|US9265790||Oct 2, 2013||Feb 23, 2016||The Brigham And Women's Hospital, Inc.||Zwitterionic immunomodulators for the treatment of asthma and allergy|
|US20100275282 *||Oct 28, 2010||Round June L||Methods and systems for identifying immunomodulatory substances|
|US20110002965 *||Jan 6, 2011||Round June L||Immunomodulating compounds and related compositions and methods|
|US20130039949 *||Feb 14, 2013||Sarkis Mazmanian||Immunomodulating compounds and related compositions and methods|
|U.S. Classification||424/278.1, 424/184.1, 424/246.1, 424/244.1, 424/234.1|
|International Classification||A61K39/02, A61K45/00, A61K39/07, A61K39/38, A61K47/00|
|Cooperative Classification||A23L1/3088, A23L1/30|
|European Classification||A23L1/308P, A23L1/30|
|Apr 15, 2009||AS||Assignment|
Owner name: THE BRIGHAM AND WOMEN S HOSPITAL, INC., MASSACHUSE
Free format text: ASSIGNMENT OF ASSIGNORS INTEREST;ASSIGNORS:KASPER, DENNIS L.;MAZMANIAN, SARKIS K.;REEL/FRAME:022547/0020;SIGNING DATES FROM 20090326 TO 20090327
Owner name: THE BRIGHAM AND WOMEN S HOSPITAL, INC., MASSACHUSE
Free format text: ASSIGNMENT OF ASSIGNORS INTEREST;ASSIGNORS:KASPER, DENNIS L.;MAZMANIAN, SARKIS K.;SIGNING DATES FROM 20090326 TO 20090327;REEL/FRAME:022547/0020

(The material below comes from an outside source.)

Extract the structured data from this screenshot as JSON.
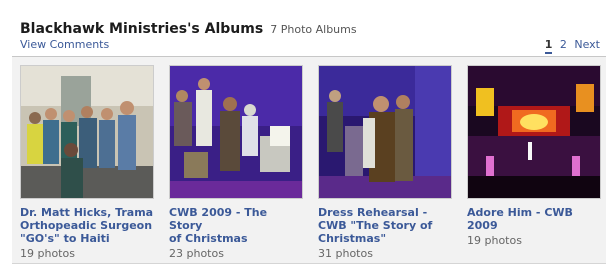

|Dec 28, 2015||FPAY||Fee payment|
Year of fee payment: 4